McGourty, still only 21, is now a pivotal player in this drive for history. He has scored 2-25 (19f) in their five-game provincial and All-Ireland campaign, his influence climaxing in last month's semi-final when he tallied 1-9 against Corofin.

That compelling game served up an odd mixture of the good and not-so-brilliant from Belfast's finest. They looked to be cruising until Kieran Comer's goal provided the Galway champions with a lifeline just before half-time; then Gall's had to hang tough when reduced to 14 men and even though they led going into injury-time, they could conceivably have lost it. In extra-time, though, once Corofin lost a man and Gall's were restored to a full complement, they made their supremacy count.


McGourty has been struggling with an ongoing hip problem but says there's "not a hope in the world" of him missing the final. Fellow star forward Rory Gallagher also looks to have shaken off the hamstring injury that forced his half-time substitution against Corofin.

Presuming these two men are motoring freely, aided by McGourty's influential brothers Kevin and Kieran, then Gall's look to have enough firepower to post a match-winning total. Mind you, similar things were expected of Portlaoise before they ran into the voracious and supremely well-drilled men from west Clare.

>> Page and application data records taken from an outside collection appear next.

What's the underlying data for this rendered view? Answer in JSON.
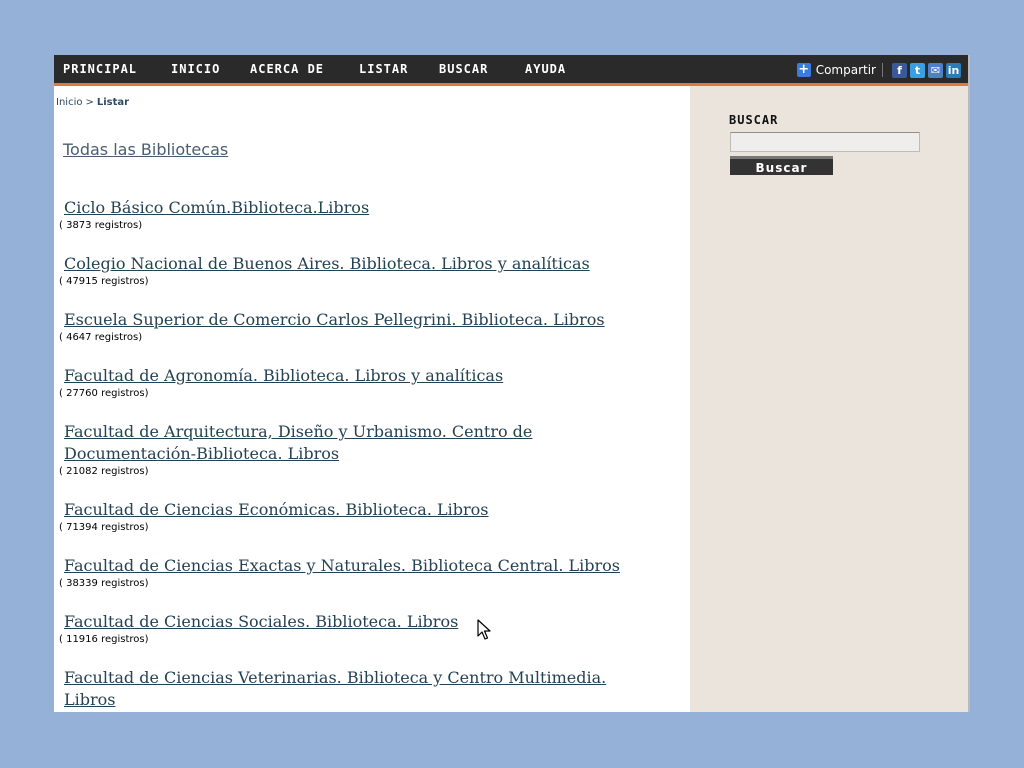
{
  "nav": {
    "items": [
      "PRINCIPAL",
      "INICIO",
      "ACERCA DE",
      "LISTAR",
      "BUSCAR",
      "AYUDA"
    ],
    "share_label": "Compartir",
    "share_icons": [
      "plus-icon",
      "facebook-icon",
      "twitter-icon",
      "email-icon",
      "linkedin-icon"
    ],
    "accent_color": "#e07a35"
  },
  "breadcrumb": {
    "home": "Inicio",
    "separator": ">",
    "current": "Listar"
  },
  "all_libraries": "Todas las Bibliotecas",
  "libraries": [
    {
      "name": "Ciclo Básico Común.Biblioteca.Libros",
      "count": "( 3873 registros)"
    },
    {
      "name": "Colegio Nacional de Buenos Aires. Biblioteca. Libros y analíticas",
      "count": "( 47915 registros)"
    },
    {
      "name": "Escuela Superior de Comercio Carlos Pellegrini. Biblioteca. Libros",
      "count": "( 4647 registros)"
    },
    {
      "name": "Facultad de Agronomía. Biblioteca. Libros y analíticas",
      "count": "( 27760 registros)"
    },
    {
      "name": "Facultad de Arquitectura, Diseño y Urbanismo. Centro de Documentación-Biblioteca. Libros",
      "count": "( 21082 registros)"
    },
    {
      "name": "Facultad de Ciencias Económicas. Biblioteca. Libros",
      "count": "( 71394 registros)"
    },
    {
      "name": "Facultad de Ciencias Exactas y Naturales. Biblioteca Central. Libros",
      "count": "( 38339 registros)"
    },
    {
      "name": "Facultad de Ciencias Sociales. Biblioteca. Libros",
      "count": "( 11916 registros)"
    },
    {
      "name": "Facultad de Ciencias Veterinarias. Biblioteca y Centro Multimedia. Libros",
      "count": ""
    }
  ],
  "sidebar": {
    "heading": "BUSCAR",
    "input_value": "",
    "button_label": "Buscar"
  }
}
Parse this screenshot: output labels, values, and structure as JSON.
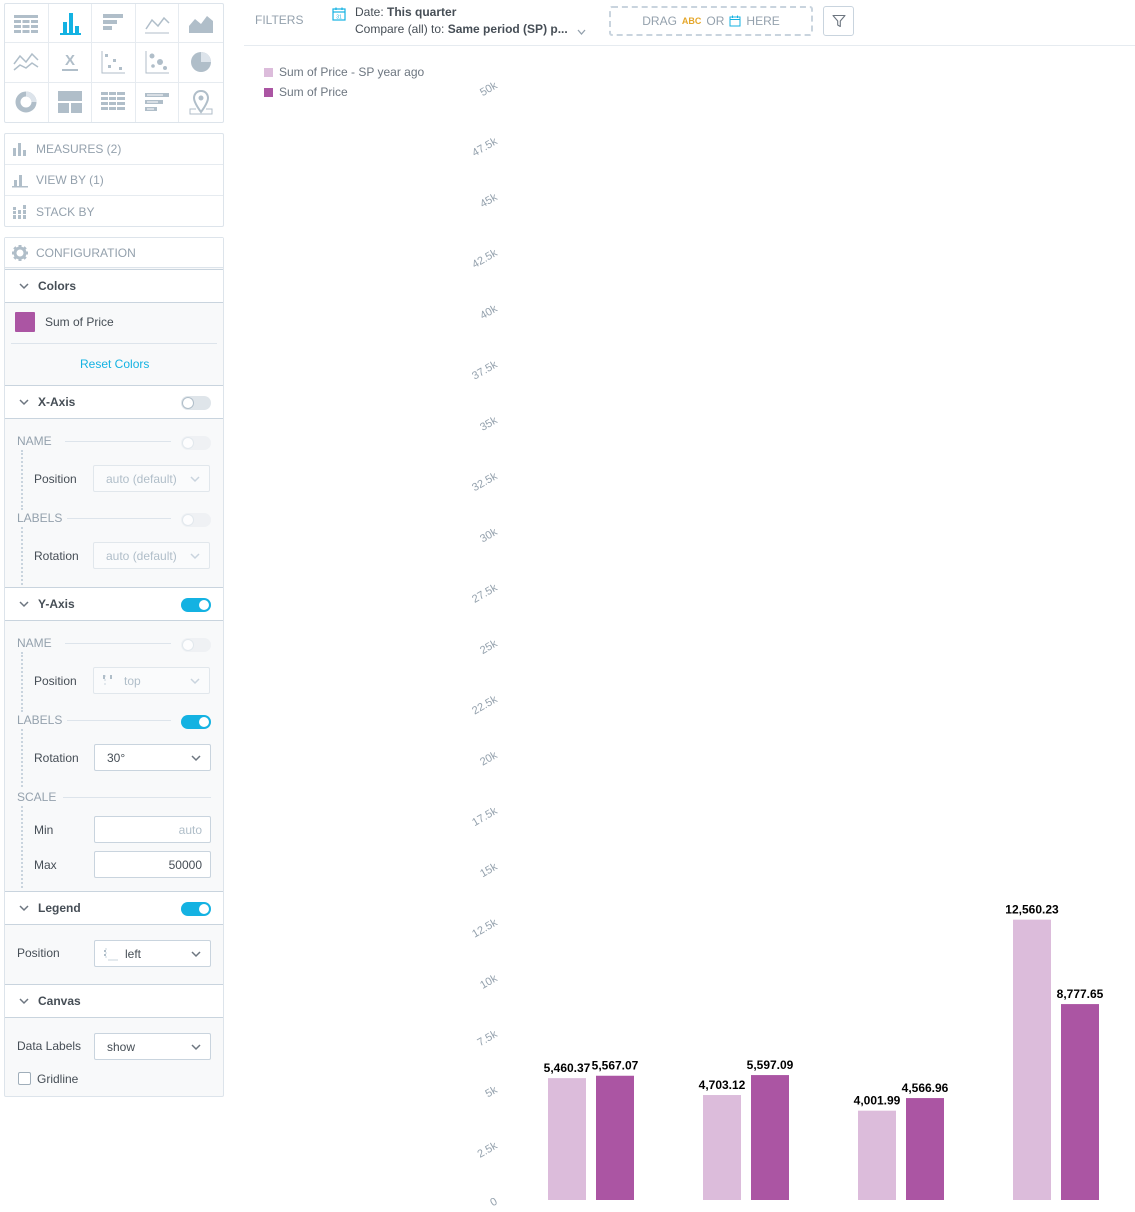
{
  "config": {
    "buckets": {
      "measures": "MEASURES (2)",
      "view_by": "VIEW BY (1)",
      "stack_by": "STACK BY"
    },
    "header": "CONFIGURATION",
    "colors": {
      "title": "Colors",
      "item_label": "Sum of Price",
      "item_color": "#ab55a3",
      "reset_label": "Reset Colors"
    },
    "x_axis": {
      "title": "X-Axis",
      "enabled": false,
      "name_label": "NAME",
      "position_label": "Position",
      "position_value": "auto (default)",
      "labels_label": "LABELS",
      "rotation_label": "Rotation",
      "rotation_value": "auto (default)"
    },
    "y_axis": {
      "title": "Y-Axis",
      "enabled": true,
      "name_label": "NAME",
      "position_label": "Position",
      "position_value": "top",
      "labels_label": "LABELS",
      "rotation_label": "Rotation",
      "rotation_value": "30°",
      "scale_label": "SCALE",
      "min_label": "Min",
      "min_placeholder": "auto",
      "max_label": "Max",
      "max_value": "50000"
    },
    "legend": {
      "title": "Legend",
      "enabled": true,
      "position_label": "Position",
      "position_value": "left"
    },
    "canvas": {
      "title": "Canvas",
      "data_labels_label": "Data Labels",
      "data_labels_value": "show",
      "gridline_label": "Gridline",
      "gridline_checked": false
    }
  },
  "filter_bar": {
    "filters_label": "FILTERS",
    "date_prefix": "Date: ",
    "date_value": "This quarter",
    "compare_prefix": "Compare (all) to: ",
    "compare_value": "Same period (SP) p...",
    "drop_zone": {
      "drag": "DRAG",
      "abc": "ABC",
      "or": "OR",
      "here": "HERE"
    }
  },
  "legend": {
    "items": [
      {
        "label": "Sum of Price - SP year ago",
        "color": "#dcbcdb"
      },
      {
        "label": "Sum of Price",
        "color": "#ab55a3"
      }
    ]
  },
  "chart_data": {
    "type": "bar",
    "categories": [
      "",
      "",
      "",
      ""
    ],
    "series": [
      {
        "name": "Sum of Price - SP year ago",
        "color": "#dcbcdb",
        "values": [
          5460.37,
          4703.12,
          4001.99,
          12560.23
        ],
        "labels": [
          "5,460.37",
          "4,703.12",
          "4,001.99",
          "12,560.23"
        ]
      },
      {
        "name": "Sum of Price",
        "color": "#ab55a3",
        "values": [
          5567.07,
          5597.09,
          4566.96,
          8777.65
        ],
        "labels": [
          "5,567.07",
          "5,597.09",
          "4,566.96",
          "8,777.65"
        ]
      }
    ],
    "ylim": [
      0,
      50000
    ],
    "yticks": [
      0,
      2500,
      5000,
      7500,
      10000,
      12500,
      15000,
      17500,
      20000,
      22500,
      25000,
      27500,
      30000,
      32500,
      35000,
      37500,
      40000,
      42500,
      45000,
      47500,
      50000
    ],
    "ytick_labels": [
      "0",
      "2.5k",
      "5k",
      "7.5k",
      "10k",
      "12.5k",
      "15k",
      "17.5k",
      "20k",
      "22.5k",
      "25k",
      "27.5k",
      "30k",
      "32.5k",
      "35k",
      "37.5k",
      "40k",
      "42.5k",
      "45k",
      "47.5k",
      "50k"
    ],
    "ylabel_rotation_deg": -30,
    "grid": false,
    "data_labels": true,
    "legend_position": "top-left"
  }
}
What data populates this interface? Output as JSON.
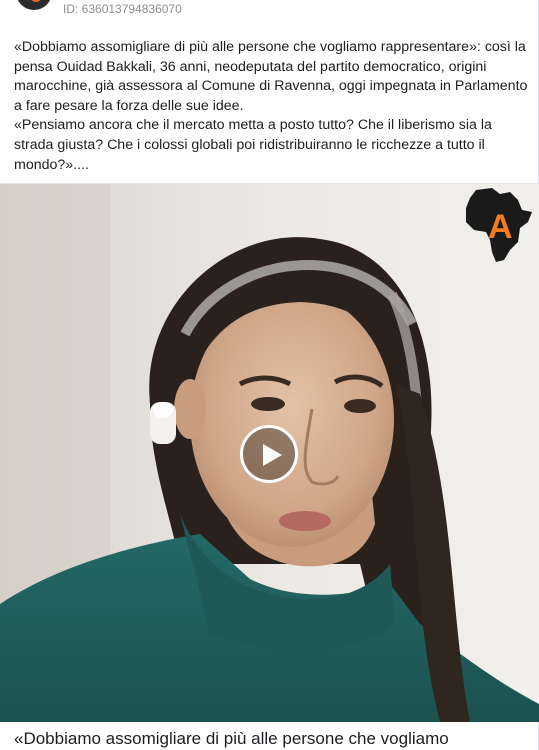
{
  "post": {
    "id_text": "ID: 636013794836070",
    "paragraph1": "«Dobbiamo assomigliare di più alle persone che vogliamo rappresentare»: così la pensa Ouidad Bakkali, 36 anni, neodeputata del partito democratico, origini marocchine, già assessora al Comune di Ravenna, oggi impegnata in Parlamento a fare pesare la forza delle sue idee.",
    "paragraph2": "«Pensiamo ancora che il mercato metta a posto tutto? Che il liberismo sia la strada giusta? Che i colossi globali poi ridistribuiranno le ricchezze a tutto il mondo?»...."
  },
  "video": {
    "logo_letter": "A",
    "logo_colors": {
      "continent": "#1a1a1a",
      "letter": "#f07c1f"
    },
    "play_icon": "play-icon"
  },
  "caption": {
    "text": "«Dobbiamo assomigliare di più alle persone che vogliamo"
  },
  "colors": {
    "accent": "#e5671f",
    "sweater": "#1f5e5c",
    "text": "#1c1e21",
    "muted": "#8a8d91"
  }
}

In their five matches since retaining the Clare title, Kilmurry have yet to leak a solitary goal and their average concession is just 0-6. Ergo, Michael McDermott's men are a team built on solid defence but as they showed against Portlaoise, they attack with considerable menace too, epitomised by the sharp movement and finishing of Michael O'Dwyer and Noel Downes.

We'll never know if Kilmurry would have enjoyed such easy passage if they had faced 15 Portlaoise men for the hour -- as it transpired, the latter's loss of discipline and shape played into the Claremen's counter-attacking game plan.

Tomorrow, however, barring another first- minute dismissal or some other unforeseen twist of fate, the feeling is that Gall's should be standing tall after an intriguing struggle.

ODDS: St Gall's 1/3, Draw 15/2, Kilmurry 3/1

VERDICT: St Gall's